Work instructions ▸
Where a line of the records holds the string "Create", copy that line.

Stored entries:

******************************

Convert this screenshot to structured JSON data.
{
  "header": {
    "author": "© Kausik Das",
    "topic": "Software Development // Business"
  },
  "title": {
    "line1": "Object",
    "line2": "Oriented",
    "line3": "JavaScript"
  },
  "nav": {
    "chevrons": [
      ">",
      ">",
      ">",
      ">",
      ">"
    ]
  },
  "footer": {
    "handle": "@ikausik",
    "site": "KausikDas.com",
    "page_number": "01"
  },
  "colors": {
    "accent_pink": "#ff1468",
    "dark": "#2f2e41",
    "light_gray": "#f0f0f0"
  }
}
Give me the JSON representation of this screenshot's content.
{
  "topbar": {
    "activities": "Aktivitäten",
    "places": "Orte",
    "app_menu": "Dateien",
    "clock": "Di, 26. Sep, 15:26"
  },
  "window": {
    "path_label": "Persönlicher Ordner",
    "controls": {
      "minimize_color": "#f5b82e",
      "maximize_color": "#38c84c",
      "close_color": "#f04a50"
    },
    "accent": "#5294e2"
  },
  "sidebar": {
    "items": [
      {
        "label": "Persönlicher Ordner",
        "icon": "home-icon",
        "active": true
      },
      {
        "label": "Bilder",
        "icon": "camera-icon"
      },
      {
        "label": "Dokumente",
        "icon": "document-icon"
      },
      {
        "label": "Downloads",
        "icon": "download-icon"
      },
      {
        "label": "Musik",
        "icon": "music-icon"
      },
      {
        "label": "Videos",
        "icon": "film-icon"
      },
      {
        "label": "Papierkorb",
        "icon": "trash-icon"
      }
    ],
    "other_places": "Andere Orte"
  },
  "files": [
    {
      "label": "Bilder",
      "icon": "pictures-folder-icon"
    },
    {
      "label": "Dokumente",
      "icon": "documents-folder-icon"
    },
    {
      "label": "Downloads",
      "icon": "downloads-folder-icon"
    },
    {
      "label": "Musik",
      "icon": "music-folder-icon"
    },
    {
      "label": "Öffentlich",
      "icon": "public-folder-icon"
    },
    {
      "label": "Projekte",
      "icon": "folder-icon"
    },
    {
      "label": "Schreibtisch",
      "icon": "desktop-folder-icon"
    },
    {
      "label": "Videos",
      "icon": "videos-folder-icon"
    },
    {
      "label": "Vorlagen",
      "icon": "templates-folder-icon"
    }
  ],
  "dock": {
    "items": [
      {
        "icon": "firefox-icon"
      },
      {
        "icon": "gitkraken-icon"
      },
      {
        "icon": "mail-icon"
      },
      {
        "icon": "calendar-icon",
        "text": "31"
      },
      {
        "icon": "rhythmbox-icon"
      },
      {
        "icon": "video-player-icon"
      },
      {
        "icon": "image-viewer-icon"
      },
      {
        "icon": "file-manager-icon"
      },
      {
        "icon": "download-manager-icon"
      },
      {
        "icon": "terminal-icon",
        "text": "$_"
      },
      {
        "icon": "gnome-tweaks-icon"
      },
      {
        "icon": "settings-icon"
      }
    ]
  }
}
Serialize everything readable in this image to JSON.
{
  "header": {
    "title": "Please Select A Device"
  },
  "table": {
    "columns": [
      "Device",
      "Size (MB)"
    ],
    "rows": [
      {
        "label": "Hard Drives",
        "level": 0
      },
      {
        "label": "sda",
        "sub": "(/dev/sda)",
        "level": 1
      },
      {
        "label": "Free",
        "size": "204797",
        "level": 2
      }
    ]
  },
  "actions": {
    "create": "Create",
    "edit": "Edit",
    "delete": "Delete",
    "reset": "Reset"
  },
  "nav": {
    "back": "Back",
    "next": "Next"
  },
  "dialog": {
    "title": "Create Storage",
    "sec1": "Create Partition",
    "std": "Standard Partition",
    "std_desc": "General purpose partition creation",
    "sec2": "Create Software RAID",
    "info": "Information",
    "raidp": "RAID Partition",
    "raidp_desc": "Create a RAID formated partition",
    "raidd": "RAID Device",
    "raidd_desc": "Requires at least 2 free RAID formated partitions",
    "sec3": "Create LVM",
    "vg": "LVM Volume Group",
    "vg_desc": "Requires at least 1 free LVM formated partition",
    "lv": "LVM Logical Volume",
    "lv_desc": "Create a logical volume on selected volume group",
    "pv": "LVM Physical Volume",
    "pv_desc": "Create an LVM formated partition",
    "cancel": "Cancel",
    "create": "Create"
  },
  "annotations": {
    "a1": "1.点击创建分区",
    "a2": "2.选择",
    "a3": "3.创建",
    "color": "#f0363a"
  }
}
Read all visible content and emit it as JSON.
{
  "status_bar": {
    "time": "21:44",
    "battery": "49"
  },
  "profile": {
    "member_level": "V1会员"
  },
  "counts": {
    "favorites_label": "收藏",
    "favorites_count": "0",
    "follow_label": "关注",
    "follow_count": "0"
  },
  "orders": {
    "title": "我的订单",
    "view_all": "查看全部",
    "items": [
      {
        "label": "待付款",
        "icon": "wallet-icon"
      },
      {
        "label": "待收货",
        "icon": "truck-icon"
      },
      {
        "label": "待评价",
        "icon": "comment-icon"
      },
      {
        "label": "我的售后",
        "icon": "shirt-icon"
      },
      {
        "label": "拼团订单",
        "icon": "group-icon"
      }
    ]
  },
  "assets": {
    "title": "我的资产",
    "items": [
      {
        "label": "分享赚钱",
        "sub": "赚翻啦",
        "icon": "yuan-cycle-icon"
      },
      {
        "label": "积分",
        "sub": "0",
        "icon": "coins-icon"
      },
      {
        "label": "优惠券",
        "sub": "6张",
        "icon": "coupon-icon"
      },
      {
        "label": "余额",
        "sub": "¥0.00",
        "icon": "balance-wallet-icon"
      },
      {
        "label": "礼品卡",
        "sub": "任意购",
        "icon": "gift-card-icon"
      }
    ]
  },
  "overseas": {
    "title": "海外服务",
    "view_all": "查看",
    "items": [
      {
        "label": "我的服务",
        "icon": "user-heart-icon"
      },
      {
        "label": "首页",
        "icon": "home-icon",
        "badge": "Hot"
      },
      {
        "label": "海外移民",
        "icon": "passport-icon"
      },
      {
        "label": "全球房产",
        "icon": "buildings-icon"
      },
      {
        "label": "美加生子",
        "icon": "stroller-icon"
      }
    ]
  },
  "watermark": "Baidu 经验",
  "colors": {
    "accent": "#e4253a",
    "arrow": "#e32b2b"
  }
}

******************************

Written answer ▸
    "create": "Create",
    "title": "Create Storage",
    "sec1": "Create Partition",
    "sec2": "Create Software RAID",
    "raidp_desc": "Create a RAID formated partition",
    "sec3": "Create LVM",
    "lv_desc": "Create a logical volume on selected volume group",
    "pv_desc": "Create an LVM formated partition",
    "create": "Create"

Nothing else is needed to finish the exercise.